(Beginning of Information provided)

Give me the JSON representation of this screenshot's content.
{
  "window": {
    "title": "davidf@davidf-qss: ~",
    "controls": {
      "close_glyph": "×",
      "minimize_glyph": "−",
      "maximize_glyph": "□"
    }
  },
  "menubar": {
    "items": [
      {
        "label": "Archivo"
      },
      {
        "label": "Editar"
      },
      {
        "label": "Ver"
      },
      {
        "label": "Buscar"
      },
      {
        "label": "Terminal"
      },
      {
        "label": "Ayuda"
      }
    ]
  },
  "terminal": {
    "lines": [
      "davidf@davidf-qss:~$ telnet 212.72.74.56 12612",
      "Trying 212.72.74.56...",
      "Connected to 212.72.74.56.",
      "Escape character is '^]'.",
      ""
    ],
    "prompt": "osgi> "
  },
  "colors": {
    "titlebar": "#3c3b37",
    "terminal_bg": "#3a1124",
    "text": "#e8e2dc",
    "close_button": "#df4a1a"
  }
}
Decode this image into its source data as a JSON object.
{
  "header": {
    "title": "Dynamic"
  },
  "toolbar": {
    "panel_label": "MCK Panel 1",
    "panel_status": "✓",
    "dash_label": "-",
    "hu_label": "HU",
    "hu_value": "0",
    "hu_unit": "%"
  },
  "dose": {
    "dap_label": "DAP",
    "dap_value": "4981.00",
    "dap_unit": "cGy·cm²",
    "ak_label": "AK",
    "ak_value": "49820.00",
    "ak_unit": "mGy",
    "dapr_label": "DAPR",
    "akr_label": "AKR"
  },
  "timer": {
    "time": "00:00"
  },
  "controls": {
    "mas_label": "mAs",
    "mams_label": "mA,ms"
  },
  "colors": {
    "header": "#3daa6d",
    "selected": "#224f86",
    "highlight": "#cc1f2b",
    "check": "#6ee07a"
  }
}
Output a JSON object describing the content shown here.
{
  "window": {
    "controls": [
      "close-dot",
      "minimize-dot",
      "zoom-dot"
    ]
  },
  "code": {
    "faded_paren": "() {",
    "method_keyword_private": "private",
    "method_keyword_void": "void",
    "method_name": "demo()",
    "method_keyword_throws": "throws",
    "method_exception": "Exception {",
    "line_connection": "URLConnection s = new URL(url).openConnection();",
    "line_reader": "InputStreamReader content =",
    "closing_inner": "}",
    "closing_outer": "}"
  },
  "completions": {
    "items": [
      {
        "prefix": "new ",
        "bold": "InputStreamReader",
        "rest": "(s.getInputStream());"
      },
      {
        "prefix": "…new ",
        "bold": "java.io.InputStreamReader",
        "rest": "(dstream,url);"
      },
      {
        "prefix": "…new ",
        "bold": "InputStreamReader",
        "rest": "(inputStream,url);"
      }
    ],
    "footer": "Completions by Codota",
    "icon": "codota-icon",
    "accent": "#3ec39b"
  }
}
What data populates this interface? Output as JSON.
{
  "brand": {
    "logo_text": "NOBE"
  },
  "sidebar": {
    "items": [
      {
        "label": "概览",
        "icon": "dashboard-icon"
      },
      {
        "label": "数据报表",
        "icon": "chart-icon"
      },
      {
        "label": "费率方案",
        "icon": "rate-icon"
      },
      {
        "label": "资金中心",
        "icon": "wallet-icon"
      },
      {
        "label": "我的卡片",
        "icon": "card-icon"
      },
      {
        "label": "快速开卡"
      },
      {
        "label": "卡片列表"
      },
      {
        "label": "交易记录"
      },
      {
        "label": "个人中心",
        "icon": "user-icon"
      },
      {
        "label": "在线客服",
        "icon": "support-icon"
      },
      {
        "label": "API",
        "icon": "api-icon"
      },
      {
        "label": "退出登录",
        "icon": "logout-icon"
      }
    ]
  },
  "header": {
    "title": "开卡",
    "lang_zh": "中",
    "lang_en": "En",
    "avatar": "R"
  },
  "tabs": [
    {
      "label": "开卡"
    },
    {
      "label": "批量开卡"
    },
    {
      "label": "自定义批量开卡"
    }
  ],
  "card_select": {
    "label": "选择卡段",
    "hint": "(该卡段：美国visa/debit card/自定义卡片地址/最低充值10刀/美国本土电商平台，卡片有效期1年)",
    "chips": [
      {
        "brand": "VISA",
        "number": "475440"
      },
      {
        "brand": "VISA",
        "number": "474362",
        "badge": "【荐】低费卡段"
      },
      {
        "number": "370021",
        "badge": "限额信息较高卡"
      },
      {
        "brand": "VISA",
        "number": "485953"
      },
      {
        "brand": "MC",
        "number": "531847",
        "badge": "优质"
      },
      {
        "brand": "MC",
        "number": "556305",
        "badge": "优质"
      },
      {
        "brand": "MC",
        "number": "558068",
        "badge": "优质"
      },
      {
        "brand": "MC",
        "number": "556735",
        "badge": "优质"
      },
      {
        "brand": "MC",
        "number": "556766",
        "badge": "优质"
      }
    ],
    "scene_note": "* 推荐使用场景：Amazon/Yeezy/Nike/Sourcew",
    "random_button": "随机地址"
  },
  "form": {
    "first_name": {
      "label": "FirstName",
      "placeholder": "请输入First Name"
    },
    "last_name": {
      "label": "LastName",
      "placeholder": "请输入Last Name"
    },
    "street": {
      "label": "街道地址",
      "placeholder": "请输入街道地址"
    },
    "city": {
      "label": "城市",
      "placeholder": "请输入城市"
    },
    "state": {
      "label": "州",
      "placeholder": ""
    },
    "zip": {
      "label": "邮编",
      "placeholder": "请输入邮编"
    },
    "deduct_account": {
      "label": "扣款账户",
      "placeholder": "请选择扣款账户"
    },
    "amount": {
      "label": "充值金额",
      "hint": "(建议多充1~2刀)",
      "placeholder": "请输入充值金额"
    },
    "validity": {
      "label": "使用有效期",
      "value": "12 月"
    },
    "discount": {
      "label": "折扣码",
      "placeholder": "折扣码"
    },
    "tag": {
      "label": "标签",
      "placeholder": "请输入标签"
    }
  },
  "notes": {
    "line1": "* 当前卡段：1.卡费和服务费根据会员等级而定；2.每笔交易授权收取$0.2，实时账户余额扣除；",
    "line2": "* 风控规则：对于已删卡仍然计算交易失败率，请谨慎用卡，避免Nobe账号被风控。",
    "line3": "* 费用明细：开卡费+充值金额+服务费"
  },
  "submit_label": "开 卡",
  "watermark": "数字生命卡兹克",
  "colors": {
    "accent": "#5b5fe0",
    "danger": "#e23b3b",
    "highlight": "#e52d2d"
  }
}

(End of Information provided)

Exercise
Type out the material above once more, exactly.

Answer to this exercise
Give me the JSON representation of this screenshot's content.
{
  "window": {
    "title": "davidf@davidf-qss: ~",
    "controls": {
      "close_glyph": "×",
      "minimize_glyph": "−",
      "maximize_glyph": "□"
    }
  },
  "menubar": {
    "items": [
      {
        "label": "Archivo"
      },
      {
        "label": "Editar"
      },
      {
        "label": "Ver"
      },
      {
        "label": "Buscar"
      },
      {
        "label": "Terminal"
      },
      {
        "label": "Ayuda"
      }
    ]
  },
  "terminal": {
    "lines": [
      "davidf@davidf-qss:~$ telnet 212.72.74.56 12612",
      "Trying 212.72.74.56...",
      "Connected to 212.72.74.56.",
      "Escape character is '^]'.",
      ""
    ],
    "prompt": "osgi> "
  },
  "colors": {
    "titlebar": "#3c3b37",
    "terminal_bg": "#3a1124",
    "text": "#e8e2dc",
    "close_button": "#df4a1a"
  }
}
Decode this image into its source data as a JSON object.
{
  "header": {
    "title": "Dynamic"
  },
  "toolbar": {
    "panel_label": "MCK Panel 1",
    "panel_status": "✓",
    "dash_label": "-",
    "hu_label": "HU",
    "hu_value": "0",
    "hu_unit": "%"
  },
  "dose": {
    "dap_label": "DAP",
    "dap_value": "4981.00",
    "dap_unit": "cGy·cm²",
    "ak_label": "AK",
    "ak_value": "49820.00",
    "ak_unit": "mGy",
    "dapr_label": "DAPR",
    "akr_label": "AKR"
  },
  "timer": {
    "time": "00:00"
  },
  "controls": {
    "mas_label": "mAs",
    "mams_label": "mA,ms"
  },
  "colors": {
    "header": "#3daa6d",
    "selected": "#224f86",
    "highlight": "#cc1f2b",
    "check": "#6ee07a"
  }
}
Output a JSON object describing the content shown here.
{
  "window": {
    "controls": [
      "close-dot",
      "minimize-dot",
      "zoom-dot"
    ]
  },
  "code": {
    "faded_paren": "() {",
    "method_keyword_private": "private",
    "method_keyword_void": "void",
    "method_name": "demo()",
    "method_keyword_throws": "throws",
    "method_exception": "Exception {",
    "line_connection": "URLConnection s = new URL(url).openConnection();",
    "line_reader": "InputStreamReader content =",
    "closing_inner": "}",
    "closing_outer": "}"
  },
  "completions": {
    "items": [
      {
        "prefix": "new ",
        "bold": "InputStreamReader",
        "rest": "(s.getInputStream());"
      },
      {
        "prefix": "…new ",
        "bold": "java.io.InputStreamReader",
        "rest": "(dstream,url);"
      },
      {
        "prefix": "…new ",
        "bold": "InputStreamReader",
        "rest": "(inputStream,url);"
      }
    ],
    "footer": "Completions by Codota",
    "icon": "codota-icon",
    "accent": "#3ec39b"
  }
}
What data populates this interface? Output as JSON.
{
  "brand": {
    "logo_text": "NOBE"
  },
  "sidebar": {
    "items": [
      {
        "label": "概览",
        "icon": "dashboard-icon"
      },
      {
        "label": "数据报表",
        "icon": "chart-icon"
      },
      {
        "label": "费率方案",
        "icon": "rate-icon"
      },
      {
        "label": "资金中心",
        "icon": "wallet-icon"
      },
      {
        "label": "我的卡片",
        "icon": "card-icon"
      },
      {
        "label": "快速开卡"
      },
      {
        "label": "卡片列表"
      },
      {
        "label": "交易记录"
      },
      {
        "label": "个人中心",
        "icon": "user-icon"
      },
      {
        "label": "在线客服",
        "icon": "support-icon"
      },
      {
        "label": "API",
        "icon": "api-icon"
      },
      {
        "label": "退出登录",
        "icon": "logout-icon"
      }
    ]
  },
  "header": {
    "title": "开卡",
    "lang_zh": "中",
    "lang_en": "En",
    "avatar": "R"
  },
  "tabs": [
    {
      "label": "开卡"
    },
    {
      "label": "批量开卡"
    },
    {
      "label": "自定义批量开卡"
    }
  ],
  "card_select": {
    "label": "选择卡段",
    "hint": "(该卡段：美国visa/debit card/自定义卡片地址/最低充值10刀/美国本土电商平台，卡片有效期1年)",
    "chips": [
      {
        "brand": "VISA",
        "number": "475440"
      },
      {
        "brand": "VISA",
        "number": "474362",
        "badge": "【荐】低费卡段"
      },
      {
        "number": "370021",
        "badge": "限额信息较高卡"
      },
      {
        "brand": "VISA",
        "number": "485953"
      },
      {
        "brand": "MC",
        "number": "531847",
        "badge": "优质"
      },
      {
        "brand": "MC",
        "number": "556305",
        "badge": "优质"
      },
      {
        "brand": "MC",
        "number": "558068",
        "badge": "优质"
      },
      {
        "brand": "MC",
        "number": "556735",
        "badge": "优质"
      },
      {
        "brand": "MC",
        "number": "556766",
        "badge": "优质"
      }
    ],
    "scene_note": "* 推荐使用场景：Amazon/Yeezy/Nike/Sourcew",
    "random_button": "随机地址"
  },
  "form": {
    "first_name": {
      "label": "FirstName",
      "placeholder": "请输入First Name"
    },
    "last_name": {
      "label": "LastName",
      "placeholder": "请输入Last Name"
    },
    "street": {
      "label": "街道地址",
      "placeholder": "请输入街道地址"
    },
    "city": {
      "label": "城市",
      "placeholder": "请输入城市"
    },
    "state": {
      "label": "州",
      "placeholder": ""
    },
    "zip": {
      "label": "邮编",
      "placeholder": "请输入邮编"
    },
    "deduct_account": {
      "label": "扣款账户",
      "placeholder": "请选择扣款账户"
    },
    "amount": {
      "label": "充值金额",
      "hint": "(建议多充1~2刀)",
      "placeholder": "请输入充值金额"
    },
    "validity": {
      "label": "使用有效期",
      "value": "12 月"
    },
    "discount": {
      "label": "折扣码",
      "placeholder": "折扣码"
    },
    "tag": {
      "label": "标签",
      "placeholder": "请输入标签"
    }
  },
  "notes": {
    "line1": "* 当前卡段：1.卡费和服务费根据会员等级而定；2.每笔交易授权收取$0.2，实时账户余额扣除；",
    "line2": "* 风控规则：对于已删卡仍然计算交易失败率，请谨慎用卡，避免Nobe账号被风控。",
    "line3": "* 费用明细：开卡费+充值金额+服务费"
  },
  "submit_label": "开 卡",
  "watermark": "数字生命卡兹克",
  "colors": {
    "accent": "#5b5fe0",
    "danger": "#e23b3b",
    "highlight": "#e52d2d"
  }
}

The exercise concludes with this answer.